Exercise objective:
The answer must reproduce all of the data below exactly and contain no images.

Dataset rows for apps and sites
-----
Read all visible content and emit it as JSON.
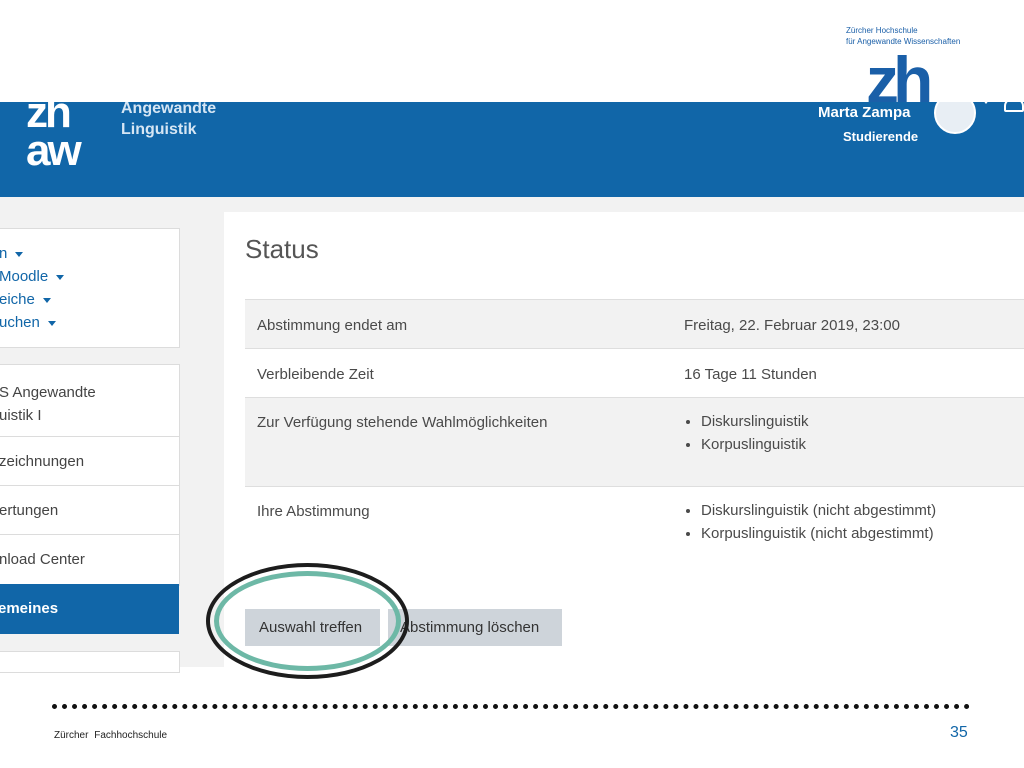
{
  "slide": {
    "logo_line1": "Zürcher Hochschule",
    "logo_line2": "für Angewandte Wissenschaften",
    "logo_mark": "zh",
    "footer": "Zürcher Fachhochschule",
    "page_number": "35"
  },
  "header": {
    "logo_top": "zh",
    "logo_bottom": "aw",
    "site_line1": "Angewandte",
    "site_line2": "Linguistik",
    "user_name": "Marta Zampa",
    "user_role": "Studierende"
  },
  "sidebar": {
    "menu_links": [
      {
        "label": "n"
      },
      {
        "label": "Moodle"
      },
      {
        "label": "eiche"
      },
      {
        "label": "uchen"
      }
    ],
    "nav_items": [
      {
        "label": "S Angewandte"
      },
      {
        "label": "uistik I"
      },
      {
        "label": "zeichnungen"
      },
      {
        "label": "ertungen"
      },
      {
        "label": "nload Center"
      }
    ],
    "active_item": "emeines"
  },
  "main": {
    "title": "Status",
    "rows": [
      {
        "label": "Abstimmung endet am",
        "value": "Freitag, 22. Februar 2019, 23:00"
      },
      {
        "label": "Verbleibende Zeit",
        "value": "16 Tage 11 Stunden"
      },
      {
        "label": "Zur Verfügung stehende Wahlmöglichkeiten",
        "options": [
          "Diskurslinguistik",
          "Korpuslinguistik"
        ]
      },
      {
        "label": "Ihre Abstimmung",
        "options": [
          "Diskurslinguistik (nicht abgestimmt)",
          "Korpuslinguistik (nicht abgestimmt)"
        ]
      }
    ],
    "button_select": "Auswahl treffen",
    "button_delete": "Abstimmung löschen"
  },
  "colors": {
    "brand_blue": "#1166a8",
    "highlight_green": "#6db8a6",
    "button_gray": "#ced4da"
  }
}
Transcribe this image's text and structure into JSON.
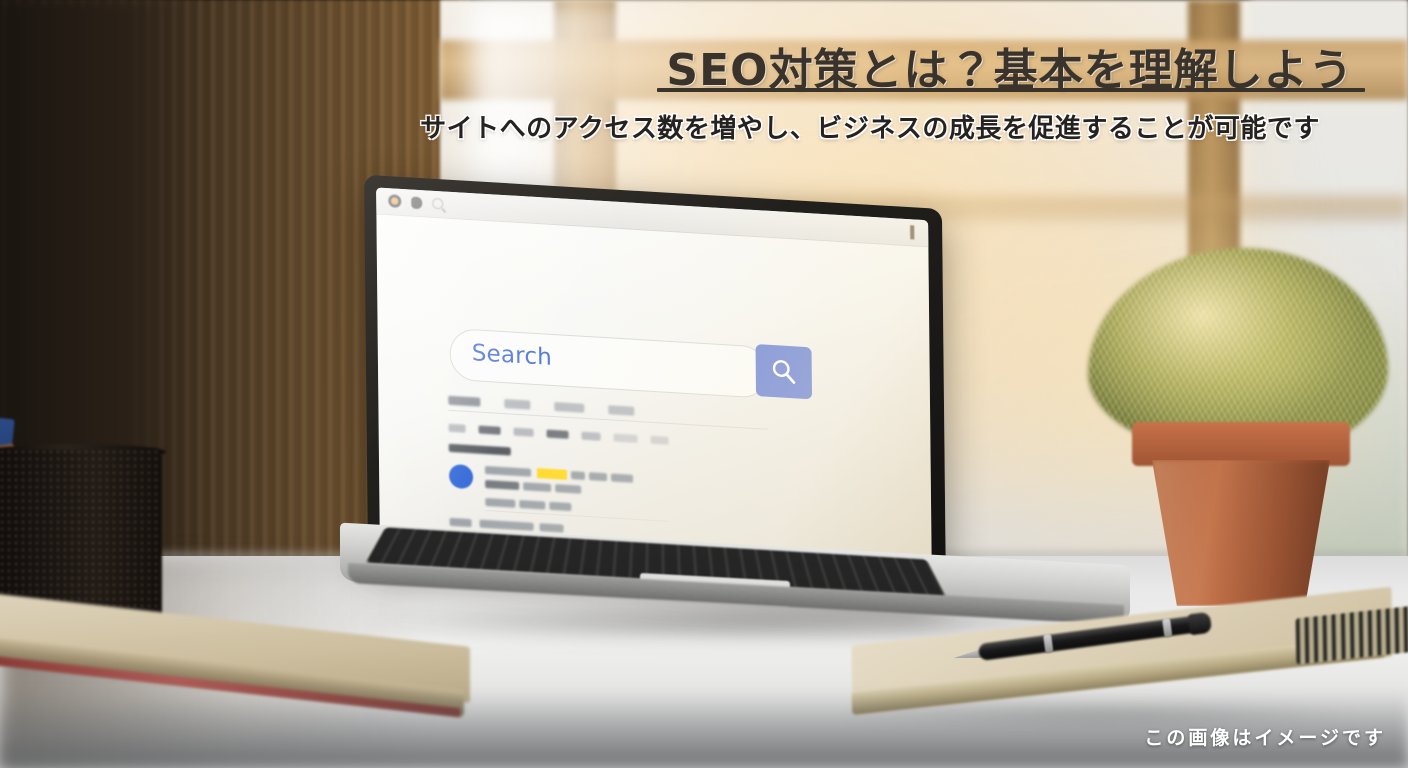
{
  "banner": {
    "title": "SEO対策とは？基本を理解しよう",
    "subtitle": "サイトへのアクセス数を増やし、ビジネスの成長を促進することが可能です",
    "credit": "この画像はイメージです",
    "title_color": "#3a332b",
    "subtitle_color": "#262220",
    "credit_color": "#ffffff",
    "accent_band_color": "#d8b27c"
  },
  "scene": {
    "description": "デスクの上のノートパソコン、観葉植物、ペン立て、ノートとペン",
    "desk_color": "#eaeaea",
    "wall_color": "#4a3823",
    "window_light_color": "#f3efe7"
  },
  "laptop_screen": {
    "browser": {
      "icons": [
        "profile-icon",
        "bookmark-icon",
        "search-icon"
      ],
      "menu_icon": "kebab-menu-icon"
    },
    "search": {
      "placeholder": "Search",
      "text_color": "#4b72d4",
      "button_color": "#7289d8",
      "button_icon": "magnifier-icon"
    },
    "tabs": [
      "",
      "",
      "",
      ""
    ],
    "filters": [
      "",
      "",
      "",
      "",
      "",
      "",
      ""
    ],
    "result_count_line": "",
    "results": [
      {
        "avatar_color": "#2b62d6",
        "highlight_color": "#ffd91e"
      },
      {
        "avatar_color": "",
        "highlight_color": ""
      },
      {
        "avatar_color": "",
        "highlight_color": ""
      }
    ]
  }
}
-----
Task response:
Read all visible content and emit it as JSON.
{
  "slide": {
    "logo_line1": "Zürcher Hochschule",
    "logo_line2": "für Angewandte Wissenschaften",
    "logo_mark": "zh",
    "footer": "Zürcher Fachhochschule",
    "page_number": "35"
  },
  "header": {
    "logo_top": "zh",
    "logo_bottom": "aw",
    "site_line1": "Angewandte",
    "site_line2": "Linguistik",
    "user_name": "Marta Zampa",
    "user_role": "Studierende"
  },
  "sidebar": {
    "menu_links": [
      {
        "label": "n"
      },
      {
        "label": "Moodle"
      },
      {
        "label": "eiche"
      },
      {
        "label": "uchen"
      }
    ],
    "nav_items": [
      {
        "label": "S Angewandte"
      },
      {
        "label": "uistik I"
      },
      {
        "label": "zeichnungen"
      },
      {
        "label": "ertungen"
      },
      {
        "label": "nload Center"
      }
    ],
    "active_item": "emeines"
  },
  "main": {
    "title": "Status",
    "rows": [
      {
        "label": "Abstimmung endet am",
        "value": "Freitag, 22. Februar 2019, 23:00"
      },
      {
        "label": "Verbleibende Zeit",
        "value": "16 Tage 11 Stunden"
      },
      {
        "label": "Zur Verfügung stehende Wahlmöglichkeiten",
        "options": [
          "Diskurslinguistik",
          "Korpuslinguistik"
        ]
      },
      {
        "label": "Ihre Abstimmung",
        "options": [
          "Diskurslinguistik (nicht abgestimmt)",
          "Korpuslinguistik (nicht abgestimmt)"
        ]
      }
    ],
    "button_select": "Auswahl treffen",
    "button_delete": "Abstimmung löschen"
  },
  "colors": {
    "brand_blue": "#1166a8",
    "highlight_green": "#6db8a6",
    "button_gray": "#ced4da"
  }
}
Transcribe this image's text and structure into JSON.
{
  "banner": {
    "title": "SEO対策とは？基本を理解しよう",
    "subtitle": "サイトへのアクセス数を増やし、ビジネスの成長を促進することが可能です",
    "credit": "この画像はイメージです",
    "title_color": "#3a332b",
    "subtitle_color": "#262220",
    "credit_color": "#ffffff",
    "accent_band_color": "#d8b27c"
  },
  "scene": {
    "description": "デスクの上のノートパソコン、観葉植物、ペン立て、ノートとペン",
    "desk_color": "#eaeaea",
    "wall_color": "#4a3823",
    "window_light_color": "#f3efe7"
  },
  "laptop_screen": {
    "browser": {
      "icons": [
        "profile-icon",
        "bookmark-icon",
        "search-icon"
      ],
      "menu_icon": "kebab-menu-icon"
    },
    "search": {
      "placeholder": "Search",
      "text_color": "#4b72d4",
      "button_color": "#7289d8",
      "button_icon": "magnifier-icon"
    },
    "tabs": [
      "",
      "",
      "",
      ""
    ],
    "filters": [
      "",
      "",
      "",
      "",
      "",
      "",
      ""
    ],
    "result_count_line": "",
    "results": [
      {
        "avatar_color": "#2b62d6",
        "highlight_color": "#ffd91e"
      },
      {
        "avatar_color": "",
        "highlight_color": ""
      },
      {
        "avatar_color": "",
        "highlight_color": ""
      }
    ]
  }
}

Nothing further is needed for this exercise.